During test series one and two and the subsequent tests on the Coniwitt-150, the team needed to dig deep into their box of tricks to achieve anything close to the expected results. The tests with a rasp with 1 mm openings led to unsatisfactory results, both at a speed of 800 rpm and at a speed of 2,000 rpm. While 10.8 kg of the 12 kg of product in total were indeed ground in three minutes and 50 seconds at 2,000 rpm, the temperature rose to 34 °C. For test series three to seven, the rotor arm was replaced, first by a rasp, and then by a special sieve with 0.5 mm openings. The results were similar to the first test series, except that the temperature only rose to 28 °C at lower speeds. During each round, the product was too hard to pass through the sieve openings and ultimately heated up to 38 °C at higher speeds, which was to be avoided. Conclusion: Further tests were required.
Next, it was the turn of the Oscillowitt-3: During the eighth test, a sieve with 0.71 mm openings and a circumferential speed of 1 m/s were used. For the ninth test, the Oscillowitt was switched from rotating to oscillating, and product was ground. Both tests revealed similar results: From a 5 kg batch, 2.9 kg of ground product passed through the sieve during the oscillating movement, but led to blockages due to the lower speeds.
Somehow, there was a hope that better results would be achieved with the Coniwitt-150, despite the insufficient outcomes. Test number 10 on the Coniwitt-150 with a different rotor arm and smaller sieve openings led to 2.4 kg of ground product out of a 5 kg batch passing through the sieve in two minutes and 20 seconds, which was also unsatisfactory.
Last but not least was the Hammerwitt-3, which was used for tests twelve and 13. At a speed of 3,500 rpm, during the first round 5 kg of product passed through the Conidur sieve in four minutes and 25 seconds. The product temperature did not exceed 29 °C during this process. During the second round, 25 kg passed through the same sieve at a throughput of 64 kg/h and a product temperature of less than 29 °C, so the goal was achieved! The throughput, the temperature and, therefore, also the product properties were fully in line with the customer’s specifications.
The final hurdle
During the tests, the Hammerwitt-3 was fed with a 5 kg batch first of all, and then a 25 kg batch. But on the customer’s premises, the mill was supposed to be able to grind continuously, a requirement which was met using the Profi-Valve 80 dosing system, a frequency converter and a PLC. The system, equipped with retractable WIP nozzles, is easy to rinse once the grinding process is complete, and therefore quickly equipped for the next run.
Conclusion: The same number of product tests do not need to be performed for each product. However, if the product properties so require, it is certainly beneficial to know that the team at Frewitt will always be ready to lend an ear along with their wide range of mills and test lab fitted out with the latest equipment.
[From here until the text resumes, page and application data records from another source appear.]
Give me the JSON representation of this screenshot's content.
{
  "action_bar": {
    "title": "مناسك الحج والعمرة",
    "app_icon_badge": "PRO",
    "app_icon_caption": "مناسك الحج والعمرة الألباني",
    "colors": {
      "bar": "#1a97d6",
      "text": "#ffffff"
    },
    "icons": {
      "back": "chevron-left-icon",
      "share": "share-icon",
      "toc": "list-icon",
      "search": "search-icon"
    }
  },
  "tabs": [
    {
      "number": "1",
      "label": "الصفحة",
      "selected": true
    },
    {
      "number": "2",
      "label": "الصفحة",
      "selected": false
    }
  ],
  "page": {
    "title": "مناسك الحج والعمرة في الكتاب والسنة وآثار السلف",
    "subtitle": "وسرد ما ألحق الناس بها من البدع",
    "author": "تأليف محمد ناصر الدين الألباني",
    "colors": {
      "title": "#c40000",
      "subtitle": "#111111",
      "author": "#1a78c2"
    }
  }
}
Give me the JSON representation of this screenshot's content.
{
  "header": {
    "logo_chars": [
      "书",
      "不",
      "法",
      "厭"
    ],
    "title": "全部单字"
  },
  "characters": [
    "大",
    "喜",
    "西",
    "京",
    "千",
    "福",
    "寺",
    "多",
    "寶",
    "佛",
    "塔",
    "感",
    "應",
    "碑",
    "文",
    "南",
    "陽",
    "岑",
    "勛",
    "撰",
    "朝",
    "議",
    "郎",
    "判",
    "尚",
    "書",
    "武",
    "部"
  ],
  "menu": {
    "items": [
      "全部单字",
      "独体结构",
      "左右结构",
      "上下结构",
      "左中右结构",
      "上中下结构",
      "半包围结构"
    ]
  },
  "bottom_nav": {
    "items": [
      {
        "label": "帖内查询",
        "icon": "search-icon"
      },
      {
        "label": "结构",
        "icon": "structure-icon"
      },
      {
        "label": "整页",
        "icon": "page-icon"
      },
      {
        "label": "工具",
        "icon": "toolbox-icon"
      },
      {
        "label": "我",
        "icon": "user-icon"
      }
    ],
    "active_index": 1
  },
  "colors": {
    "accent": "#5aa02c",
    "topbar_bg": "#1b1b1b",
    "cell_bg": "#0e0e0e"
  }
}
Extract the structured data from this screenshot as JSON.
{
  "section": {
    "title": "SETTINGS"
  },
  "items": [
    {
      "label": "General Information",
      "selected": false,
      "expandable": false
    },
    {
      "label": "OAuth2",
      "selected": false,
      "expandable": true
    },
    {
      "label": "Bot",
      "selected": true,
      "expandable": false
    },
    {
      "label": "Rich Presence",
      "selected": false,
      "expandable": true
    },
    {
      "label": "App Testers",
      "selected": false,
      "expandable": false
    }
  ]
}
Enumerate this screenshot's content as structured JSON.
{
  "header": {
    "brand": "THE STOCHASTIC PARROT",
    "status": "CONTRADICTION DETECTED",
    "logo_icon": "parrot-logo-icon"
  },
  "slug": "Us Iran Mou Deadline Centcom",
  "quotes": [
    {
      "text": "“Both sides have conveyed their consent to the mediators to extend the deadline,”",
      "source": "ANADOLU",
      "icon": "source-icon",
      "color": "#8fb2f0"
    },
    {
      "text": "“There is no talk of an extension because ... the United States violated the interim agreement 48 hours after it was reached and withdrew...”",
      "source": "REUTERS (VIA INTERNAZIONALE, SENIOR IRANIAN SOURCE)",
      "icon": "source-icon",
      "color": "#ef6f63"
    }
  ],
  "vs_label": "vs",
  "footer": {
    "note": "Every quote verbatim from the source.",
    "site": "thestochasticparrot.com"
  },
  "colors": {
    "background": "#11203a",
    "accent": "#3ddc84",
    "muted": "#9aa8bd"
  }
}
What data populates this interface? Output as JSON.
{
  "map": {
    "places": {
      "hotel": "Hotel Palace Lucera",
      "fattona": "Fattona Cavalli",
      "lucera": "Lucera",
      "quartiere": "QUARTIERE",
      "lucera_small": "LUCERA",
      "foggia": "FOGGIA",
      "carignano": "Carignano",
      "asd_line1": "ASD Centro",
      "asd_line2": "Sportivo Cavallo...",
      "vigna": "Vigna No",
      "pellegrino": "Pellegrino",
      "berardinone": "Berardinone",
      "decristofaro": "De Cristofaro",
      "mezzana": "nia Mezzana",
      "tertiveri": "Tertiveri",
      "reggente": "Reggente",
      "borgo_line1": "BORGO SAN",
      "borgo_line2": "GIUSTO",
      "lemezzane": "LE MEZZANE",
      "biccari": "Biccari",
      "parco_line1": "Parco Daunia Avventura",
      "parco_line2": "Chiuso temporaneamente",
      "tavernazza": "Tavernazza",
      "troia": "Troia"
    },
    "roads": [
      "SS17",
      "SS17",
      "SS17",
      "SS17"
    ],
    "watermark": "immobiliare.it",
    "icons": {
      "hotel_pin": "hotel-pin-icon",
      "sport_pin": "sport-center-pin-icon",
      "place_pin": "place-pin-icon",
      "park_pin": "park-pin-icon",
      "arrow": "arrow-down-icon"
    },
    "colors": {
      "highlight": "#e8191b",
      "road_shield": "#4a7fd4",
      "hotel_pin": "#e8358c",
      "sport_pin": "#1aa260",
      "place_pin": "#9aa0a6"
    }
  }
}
* The Author is Sales Manager Germany at Frewitt, Granges-Paccot/Switzerland.